Higher Ed Must Change or Die
In the article “Higher Ed Must Change or Die,” Jason Wingard, President of Temple University, writes about the critical issues facing higher education. He likens the current dire situation of higher ed to facing a burning oil rig platform where workers must determine how to survive; stay and face the fire or jump into the icy sea. Nokia’s CEO faced this existential question in 2011, determining that the company urgently needed to adapt and reclaim its role as leader of telecommunications and information technology innovation, or risk losing everything.
Winegard uses this example as a metaphor for where higher ed is today. The extreme circumstances we face point to indicators that demand change or demise. Enrollment and perceived value are key indicators of the health of the organization. Winegard contends:
Enrollment for both undergraduate and graduate students at U.S. colleges and universities decreased by 4.1% or about 685,000 students in the spring of 2022 compared to spring 2021. The number is compounded even further when you go back to 2020. The overall two-year decline is 7.4% meaning that nearly 1.3 million fewer students are pursuing postsecondary education today compared to just two years ago. Higher education has lost nearly 10 percent of the students.
The student debt crisis is eroding the very purpose of accessible higher education. The value of the college degree has reached its peak and is on the wane. Factors include cost and affordability, curriculum relevance, rapidly evolving skill needs, and advances in automation and technology.
Winegard has authored a book called The College Devaluation Crisis: Market Disruption, Diminishing ROI, and an Alternative Future of Learning to discuss the nature of this need for higher education and job readiness balance within the rapidly shifting labor market.
Winegard rightly asks:
Where is the sense of urgency.

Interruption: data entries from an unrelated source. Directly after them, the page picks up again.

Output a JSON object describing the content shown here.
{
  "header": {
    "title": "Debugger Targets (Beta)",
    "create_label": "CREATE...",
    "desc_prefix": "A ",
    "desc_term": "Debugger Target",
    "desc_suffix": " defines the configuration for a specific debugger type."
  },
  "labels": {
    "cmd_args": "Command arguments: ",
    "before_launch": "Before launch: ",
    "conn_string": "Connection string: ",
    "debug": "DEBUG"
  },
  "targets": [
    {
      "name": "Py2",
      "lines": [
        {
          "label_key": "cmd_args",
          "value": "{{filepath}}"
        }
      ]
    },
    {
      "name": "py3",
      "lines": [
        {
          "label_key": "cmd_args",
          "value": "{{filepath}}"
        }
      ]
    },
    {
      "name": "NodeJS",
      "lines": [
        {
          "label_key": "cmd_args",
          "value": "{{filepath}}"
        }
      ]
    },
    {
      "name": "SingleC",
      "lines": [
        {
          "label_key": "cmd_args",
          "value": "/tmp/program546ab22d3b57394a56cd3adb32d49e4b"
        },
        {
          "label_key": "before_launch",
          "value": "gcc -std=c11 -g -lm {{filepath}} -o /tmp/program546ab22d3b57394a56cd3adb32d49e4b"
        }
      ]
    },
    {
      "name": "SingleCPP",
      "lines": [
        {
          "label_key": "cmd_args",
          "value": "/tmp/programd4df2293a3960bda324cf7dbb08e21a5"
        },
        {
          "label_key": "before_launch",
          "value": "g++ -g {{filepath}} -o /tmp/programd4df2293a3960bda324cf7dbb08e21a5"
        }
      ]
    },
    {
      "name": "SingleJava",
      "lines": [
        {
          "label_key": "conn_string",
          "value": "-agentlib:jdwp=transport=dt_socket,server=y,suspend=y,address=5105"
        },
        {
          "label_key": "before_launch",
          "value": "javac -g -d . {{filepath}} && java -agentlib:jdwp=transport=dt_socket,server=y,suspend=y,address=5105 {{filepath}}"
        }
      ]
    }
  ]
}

What will it take for us to recognize that the status quo is not working?”
Solutions require some serious self-reflection by higher education. It will require increased alignment of curricular competencies that crosswalk to work and career skill needs and are constantly monitored for relevancy to the rapidly changing labor and societal environment. It will require ongoing abilities to monitor and assess future trends and respond with agile, responsiveness. It will require the development and sustaining of partnerships across the education continuum, in fact, across the life cycle of learners to workers.
“We need to broaden access, leverage our industry and corporate partnerships to create scholarships and funding sources, and pursue entrepreneurial investments that seek to incubate alternative ventures. This is nonnegotiable; this is our only path forward.”
Our book Transforming for Turbulent Times echoes Wingard’s sense of urgency and his clarion call for extraordinary action, investment, entrepreneurship, and partnerships. We suggest an Action Agenda for undertaking such transformation – starting now.